Panera Bread Commits to Cage-Free Eggs by 2020
Panera Bread is making progress on animal welfare targets for pigs, poultry, laying hens, and beef. As of this year, gestation crates for all pregnant sows in Panera’s supply chain have been phased out. All chicken and turkey for sandwiches and salads are now raised without antibiotics, according to the company, while 89 percent of beef cattle are grass-red and free-range.
“For more than a decade, we’ve been working to reduce antibiotic use and confinement across our supply chain,” says Panera founder and CEO Ron Shaich. “We are honored to have been recognized as one of the two best performing national restaurant companies in an independent report on antibiotics usage and transparency in September. While there is more work to be done, we are within reach of a menu without antibiotics and unnecessary confinement.”
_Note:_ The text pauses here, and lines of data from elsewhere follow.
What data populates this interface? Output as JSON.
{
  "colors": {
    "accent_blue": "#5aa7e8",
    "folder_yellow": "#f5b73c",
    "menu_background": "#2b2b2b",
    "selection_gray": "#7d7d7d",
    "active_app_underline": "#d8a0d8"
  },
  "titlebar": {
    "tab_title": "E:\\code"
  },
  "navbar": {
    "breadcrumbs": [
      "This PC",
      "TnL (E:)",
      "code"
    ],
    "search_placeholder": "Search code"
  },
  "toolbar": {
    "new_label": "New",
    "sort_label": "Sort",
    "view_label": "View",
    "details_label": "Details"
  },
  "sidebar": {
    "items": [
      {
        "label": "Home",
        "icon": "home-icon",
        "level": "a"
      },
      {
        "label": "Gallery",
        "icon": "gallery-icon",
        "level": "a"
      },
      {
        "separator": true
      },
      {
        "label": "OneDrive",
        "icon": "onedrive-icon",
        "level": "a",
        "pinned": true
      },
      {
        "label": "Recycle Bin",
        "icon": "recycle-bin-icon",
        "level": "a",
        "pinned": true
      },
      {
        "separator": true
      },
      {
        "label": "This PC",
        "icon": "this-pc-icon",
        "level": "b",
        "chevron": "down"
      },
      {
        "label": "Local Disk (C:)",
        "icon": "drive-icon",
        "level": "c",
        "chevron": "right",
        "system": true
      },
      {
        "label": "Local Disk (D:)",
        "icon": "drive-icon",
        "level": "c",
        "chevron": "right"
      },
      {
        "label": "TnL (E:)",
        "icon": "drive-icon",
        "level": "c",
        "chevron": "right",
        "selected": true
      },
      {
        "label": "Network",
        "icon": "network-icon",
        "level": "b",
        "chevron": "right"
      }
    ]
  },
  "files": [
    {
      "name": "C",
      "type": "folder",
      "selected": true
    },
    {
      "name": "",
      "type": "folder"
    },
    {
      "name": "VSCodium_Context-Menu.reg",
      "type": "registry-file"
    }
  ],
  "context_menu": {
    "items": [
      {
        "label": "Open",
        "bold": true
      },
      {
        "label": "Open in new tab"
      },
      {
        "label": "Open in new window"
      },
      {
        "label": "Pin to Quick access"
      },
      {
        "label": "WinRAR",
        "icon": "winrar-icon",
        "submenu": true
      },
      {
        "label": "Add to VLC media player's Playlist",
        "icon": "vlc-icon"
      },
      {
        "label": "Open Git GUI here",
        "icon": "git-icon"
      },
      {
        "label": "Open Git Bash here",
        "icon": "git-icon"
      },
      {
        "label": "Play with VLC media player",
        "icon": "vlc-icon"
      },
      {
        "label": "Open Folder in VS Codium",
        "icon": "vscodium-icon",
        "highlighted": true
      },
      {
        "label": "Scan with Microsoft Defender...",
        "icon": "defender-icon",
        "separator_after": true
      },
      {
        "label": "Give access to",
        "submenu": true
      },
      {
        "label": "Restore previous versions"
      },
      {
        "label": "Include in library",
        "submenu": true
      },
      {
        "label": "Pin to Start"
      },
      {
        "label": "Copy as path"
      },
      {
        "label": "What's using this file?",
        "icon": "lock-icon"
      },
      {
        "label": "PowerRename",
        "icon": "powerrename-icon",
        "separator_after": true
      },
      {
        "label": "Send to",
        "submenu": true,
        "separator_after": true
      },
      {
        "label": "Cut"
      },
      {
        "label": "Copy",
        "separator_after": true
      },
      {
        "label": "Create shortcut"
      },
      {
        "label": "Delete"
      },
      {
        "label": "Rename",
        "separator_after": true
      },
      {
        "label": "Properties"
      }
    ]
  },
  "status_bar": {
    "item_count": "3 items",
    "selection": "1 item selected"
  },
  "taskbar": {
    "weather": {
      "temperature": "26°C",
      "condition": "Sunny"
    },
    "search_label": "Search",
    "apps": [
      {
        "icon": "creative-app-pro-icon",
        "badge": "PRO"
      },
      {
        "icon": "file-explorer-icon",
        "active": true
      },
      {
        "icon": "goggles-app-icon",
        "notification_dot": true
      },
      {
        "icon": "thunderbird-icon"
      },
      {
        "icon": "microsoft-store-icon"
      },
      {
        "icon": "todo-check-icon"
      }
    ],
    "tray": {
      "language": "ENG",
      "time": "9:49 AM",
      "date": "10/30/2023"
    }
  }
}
The next step for the company will be to phase out cages for laying hens. Currently, only 21 percent of Panera’s shell eggs, hardboiled eggs, and liquid egg whites are cage-free, meaning that just 1 in 5 of laying hens in the company’s supply chain are raised in indoor barns with full range of movement. Panera hopes to push this target to 100 percent by 2020.
Furthermore, Panera will phase out antibiotics from its entire egg supply chain, which supplies the company with additional eggs to be used as ingredients in desserts, soufflés, and salad dressings. Including these additional uses, the company uses 120 million eggs annually. The overuse of antibiotics results in high costs to consumers who become sick from antibiotic-resistant bacteria. According to the Centers for Disease Control and Prevention (CDC), excess healthcare costs in the U.S. from antibiotic resistance are estimated at US$20 billion annually.
Panera hopes to act as a model for other businesses in the sector. “We are committed to transparency – which means sharing where we are and where we plan to go,” says Shaich. “We encourage other companies to join us by transparently sharing their progress.” Other companies that have good plans to phase out antibiotics include McDonald’s, Chipotle, Dunkin Donuts, and Chick-fil-A, according to a report by several public interest organizations.
Increasing public concern for animal welfare may be a driving factor behind the company’s actions. “Consumers want responsibly sourced food and Panera is listening. Businesses have the power to drive tremendous improvements for the way farm animals are treated and Panera is a leader in the tidal wave of change that is happening in the industry,” says Silia Smith, North American Regional Director for World Animal Protection.
Consumer comments go beyond animal welfare to include environmental and health concerns. “We know that guests are increasingly seeking plant-based proteins for personal health reasons and/or to reduce their environmental impact. To that end, we have been adding plant-based proteins like edamame and organic quinoa to our pantry of ingredients, so all guests can eat well the way they want,” says Sara Burnett, Director of Wellness and Food Policy for Panera Bread.